Worship is the central point in the hymns Luke records in the Gospel. Mary’s song of praise is one of them (1:46-55). Luke also sheds some light on Jesus’ private prayer life. So, it is more like a gospel of prayer.

Luke features marginalized people over and over in the story. Only Luke has the parable of the Good Samaritan (10:25-37) and the story of ten lepers being cured and cleansed, but only the Samaritan leper returning to Jesus to thank him (17:11-19). Luke also consists of 18 unique parables that are only found in the Luke: the Good Samaritan, the Lost Sheep, and the Prodigal Son are only found in the book of Luke (Luke 10:25-37, 15:4-7, 15:11-32).

He also makes references about women and their stories forty-five times in his Gospel. The birth narratives of Jesus and John the Baptist are told from the women’s perspective – Mary and Elizabeth respectively (chapters 1-2). Women received special attention in Luke’s Gospel. He records about women disciples in different occasions. The texts in Luke 8:1-3 also indicates that women were monetarily supporting Christ’s ministry. Luke does not forget to mention those women who followed Jesus from the court to the Cross (23:49). The most spectacular remarking about women in the Gospel is Jesus’ first appearance to women (24:1-10).

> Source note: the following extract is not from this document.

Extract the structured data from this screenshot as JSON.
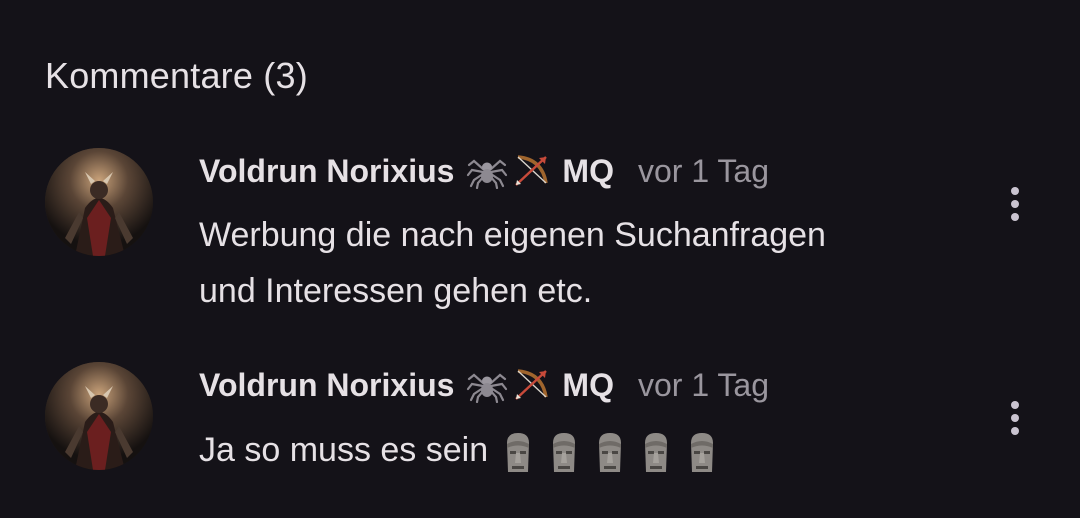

Luke also takes some time to give special interest in poor, crippled, and shepherds. He heals them, and some of his teachings have strongly emphasized to love and care the poor, weak, and crippled who are overlooked by their families, friends, and society. He himself healed them and loved them (14:21). Mary, a humble is exalted; shepherds who are lowly and insignificant people are exalted and they are the one to see the glory of God when the Word became flesh (Luke 1:30; 2:14-20). The outcasts – the Samaritans, tax-collectors, and women – are seated into the place of honor.

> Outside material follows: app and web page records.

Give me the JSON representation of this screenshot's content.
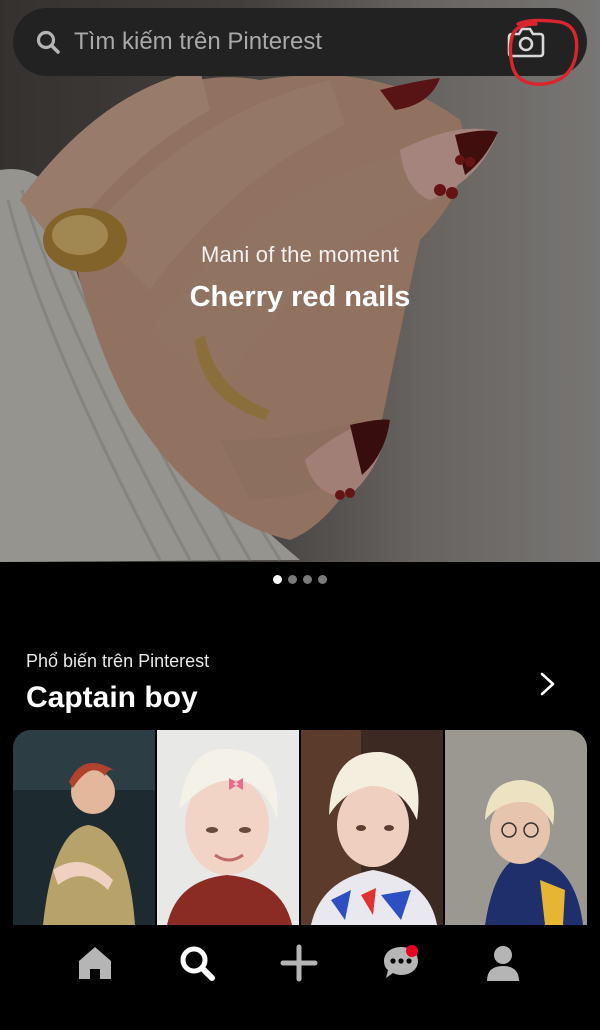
{
  "search": {
    "placeholder": "Tìm kiếm trên Pinterest",
    "left_icon": "search-icon",
    "right_icon": "camera-icon"
  },
  "hero": {
    "subtitle": "Mani of the moment",
    "title": "Cherry red nails",
    "image": "hand-with-cherry-red-nails-and-gold-rings"
  },
  "carousel": {
    "current": 1,
    "total": 4
  },
  "section": {
    "label": "Phổ biến trên Pinterest",
    "title": "Captain boy",
    "more_icon": "chevron-right-icon",
    "thumbnails": [
      {
        "image": "performer-red-hair-stage"
      },
      {
        "image": "blond-boy-pink-bow-clip"
      },
      {
        "image": "blond-boy-patterned-shirt"
      },
      {
        "image": "blond-boy-glasses-jersey"
      }
    ]
  },
  "nav": {
    "items": [
      {
        "icon": "home-icon",
        "active": false
      },
      {
        "icon": "search-icon",
        "active": true
      },
      {
        "icon": "plus-icon",
        "active": false
      },
      {
        "icon": "chat-icon",
        "active": false,
        "badge": true
      },
      {
        "icon": "profile-icon",
        "active": false
      }
    ]
  },
  "colors": {
    "background": "#000000",
    "search_bar": "#222222",
    "notification_badge": "#e60023",
    "annotation": "#d9262e"
  }
}
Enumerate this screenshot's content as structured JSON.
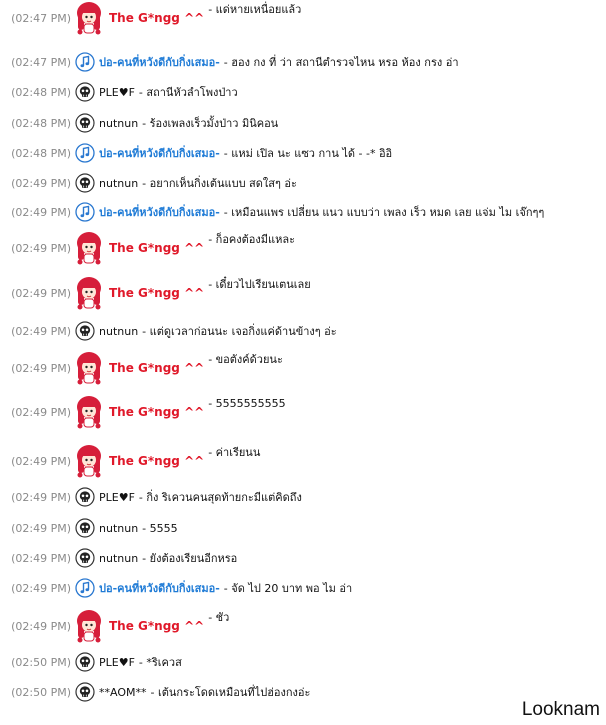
{
  "messages": [
    {
      "time": "(02:47 PM)",
      "avatar": "redhead-girl",
      "sender": "The G*ngg ^^",
      "color": "red",
      "text": "- แด่หายเหนื่อยแล้ว"
    },
    {
      "time": "(02:47 PM)",
      "avatar": "music-note",
      "sender": "ปอ-คนที่หวังดีกับกิ่งเสมอ-",
      "color": "blue",
      "text": "- ฮอง กง ที่ ว่า สถานีตำรวจไหน หรอ ห้อง กรง อ่า"
    },
    {
      "time": "(02:48 PM)",
      "avatar": "skull",
      "sender": "PLE♥F",
      "color": "dark",
      "text": "- สถานีหัวลำโพงป่าว"
    },
    {
      "time": "(02:48 PM)",
      "avatar": "skull",
      "sender": "nutnun",
      "color": "dark",
      "text": "- ร้องเพลงเร็วมั้งป่าว มินิคอน"
    },
    {
      "time": "(02:48 PM)",
      "avatar": "music-note",
      "sender": "ปอ-คนที่หวังดีกับกิ่งเสมอ-",
      "color": "blue",
      "text": "- แหม่ เปิล นะ แซว กาน ได้ - -* อิอิ"
    },
    {
      "time": "(02:49 PM)",
      "avatar": "skull",
      "sender": "nutnun",
      "color": "dark",
      "text": "- อยากเห็นกิ่งเต้นแบบ สดใสๆ อ่ะ"
    },
    {
      "time": "(02:49 PM)",
      "avatar": "music-note",
      "sender": "ปอ-คนที่หวังดีกับกิ่งเสมอ-",
      "color": "blue",
      "text": "- เหมือนแพร เปลี่ยน แนว แบบว่า เพลง เร็ว หมด เลย แจ่ม ไม เจ๊กๆๆ"
    },
    {
      "time": "(02:49 PM)",
      "avatar": "redhead-girl",
      "sender": "The G*ngg ^^",
      "color": "red",
      "text": "- ก็อคงต้องมีแหละ"
    },
    {
      "time": "(02:49 PM)",
      "avatar": "redhead-girl",
      "sender": "The G*ngg ^^",
      "color": "red",
      "text": "- เดี๋ยวไปเรียนเตนเลย"
    },
    {
      "time": "(02:49 PM)",
      "avatar": "skull",
      "sender": "nutnun",
      "color": "dark",
      "text": "- แต่ดูเวลาก่อนนะ เจอกิ่งแค่ด้านข้างๆ อ่ะ"
    },
    {
      "time": "(02:49 PM)",
      "avatar": "redhead-girl",
      "sender": "The G*ngg ^^",
      "color": "red",
      "text": "- ขอตังค์ด้วยนะ"
    },
    {
      "time": "(02:49 PM)",
      "avatar": "redhead-girl",
      "sender": "The G*ngg ^^",
      "color": "red",
      "text": "- 5555555555"
    },
    {
      "time": "(02:49 PM)",
      "avatar": "redhead-girl",
      "sender": "The G*ngg ^^",
      "color": "red",
      "text": "- ค่าเรียนน"
    },
    {
      "time": "(02:49 PM)",
      "avatar": "skull",
      "sender": "PLE♥F",
      "color": "dark",
      "text": "- กิ่ง ริเควนคนสุดท้ายกะมีแต่คิดถึง"
    },
    {
      "time": "(02:49 PM)",
      "avatar": "skull",
      "sender": "nutnun",
      "color": "dark",
      "text": "- 5555"
    },
    {
      "time": "(02:49 PM)",
      "avatar": "skull",
      "sender": "nutnun",
      "color": "dark",
      "text": "- ยังต้องเรียนอีกหรอ"
    },
    {
      "time": "(02:49 PM)",
      "avatar": "music-note",
      "sender": "ปอ-คนที่หวังดีกับกิ่งเสมอ-",
      "color": "blue",
      "text": "- จัด ไป 20 บาท พอ ไม อ่า"
    },
    {
      "time": "(02:49 PM)",
      "avatar": "redhead-girl",
      "sender": "The G*ngg ^^",
      "color": "red",
      "text": "- ชัว"
    },
    {
      "time": "(02:50 PM)",
      "avatar": "skull",
      "sender": "PLE♥F",
      "color": "dark",
      "text": "- *ริเควส"
    },
    {
      "time": "(02:50 PM)",
      "avatar": "skull",
      "sender": "**AOM**",
      "color": "dark",
      "text": "- เต้นกระโดดเหมือนที่ไปฮ่องกงอ่ะ"
    }
  ],
  "watermark": "Looknam"
}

The abundance of food is also portrayed in the Luke. Some of Jesus’ parables have setting of banquet and feasts. He makes altogether nineteen references to food or meal and thirteen of them are very exclusively only into his gospel. The number of references also shows the significance of gathering together and having meal together. Jesus took opportunity of every feast or meal time that is mentioned in the gospel to reveal who he is and what is his teaching all about. He uses these times to communicate really something very important. The punch line is, he is disclosing his divine identity that he is the only source of both spiritual and physical life. In addition, Luke also emphasizes how Jesus communicates about his kingdom with his people. The kingdom is a full of forgiven sinners – outcasts, unclean, and poor.

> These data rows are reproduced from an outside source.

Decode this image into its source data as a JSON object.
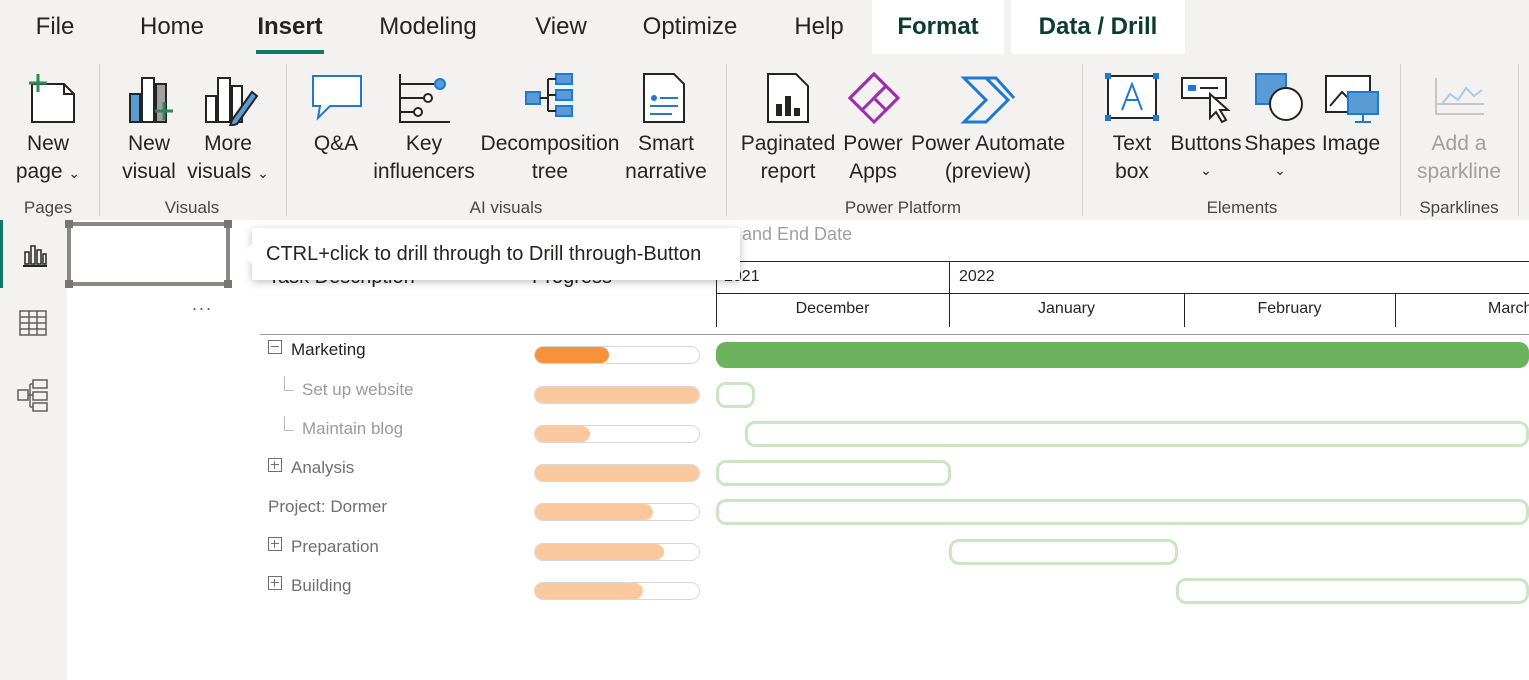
{
  "menu": {
    "tabs": [
      "File",
      "Home",
      "Insert",
      "Modeling",
      "View",
      "Optimize",
      "Help",
      "Format",
      "Data / Drill"
    ],
    "active": "Insert"
  },
  "ribbon": {
    "groups": {
      "pages": "Pages",
      "visuals": "Visuals",
      "ai_visuals": "AI visuals",
      "power_platform": "Power Platform",
      "elements": "Elements",
      "sparklines": "Sparklines"
    },
    "buttons": {
      "new_page": [
        "New",
        "page"
      ],
      "new_visual": [
        "New",
        "visual"
      ],
      "more_visuals": [
        "More",
        "visuals"
      ],
      "qa": [
        "Q&A"
      ],
      "key_influencers": [
        "Key",
        "influencers"
      ],
      "decomposition_tree": [
        "Decomposition",
        "tree"
      ],
      "smart_narrative": [
        "Smart",
        "narrative"
      ],
      "paginated_report": [
        "Paginated",
        "report"
      ],
      "power_apps": [
        "Power",
        "Apps"
      ],
      "power_automate": [
        "Power Automate",
        "(preview)"
      ],
      "text_box": [
        "Text",
        "box"
      ],
      "buttons": [
        "Buttons"
      ],
      "shapes": [
        "Shapes"
      ],
      "image": [
        "Image"
      ],
      "add_sparkline": [
        "Add a",
        "sparkline"
      ]
    }
  },
  "tooltip": "CTRL+click to drill through to Drill through-Button",
  "more_options": "...",
  "visual": {
    "title_partial": "and End Date",
    "columns": {
      "task": "Task Description",
      "progress": "Progress"
    },
    "years": [
      "2021",
      "2022"
    ],
    "months": [
      "December",
      "January",
      "February",
      "March"
    ],
    "rows": [
      {
        "label": "Marketing",
        "progress": 0.45,
        "expander": "minus"
      },
      {
        "label": "Set up website",
        "progress": 1.0,
        "expander": "child"
      },
      {
        "label": "Maintain blog",
        "progress": 0.33,
        "expander": "child"
      },
      {
        "label": "Analysis",
        "progress": 1.0,
        "expander": "plus"
      },
      {
        "label": "Project: Dormer",
        "progress": 0.71,
        "expander": "none"
      },
      {
        "label": "Preparation",
        "progress": 0.78,
        "expander": "plus"
      },
      {
        "label": "Building",
        "progress": 0.65,
        "expander": "plus"
      }
    ]
  }
}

And also portrayal of community can be found in this gospel. In other words, community is the key aspect of the Kingdom of God – church. He has a very serious ecclesiological concern.

Luke has presented Jesus in a very distinctive way that we find him as a verifiable historic person too. The historical figures Luke recorded and the events can be corroborated even today, as he makes datable references to events and characters (Luke 1:5, 2:1-2, 3:1-2). For this reason, the gospel of Luke is not though utterly atypical; yet it stands as a different gospel than other two synoptic gospels.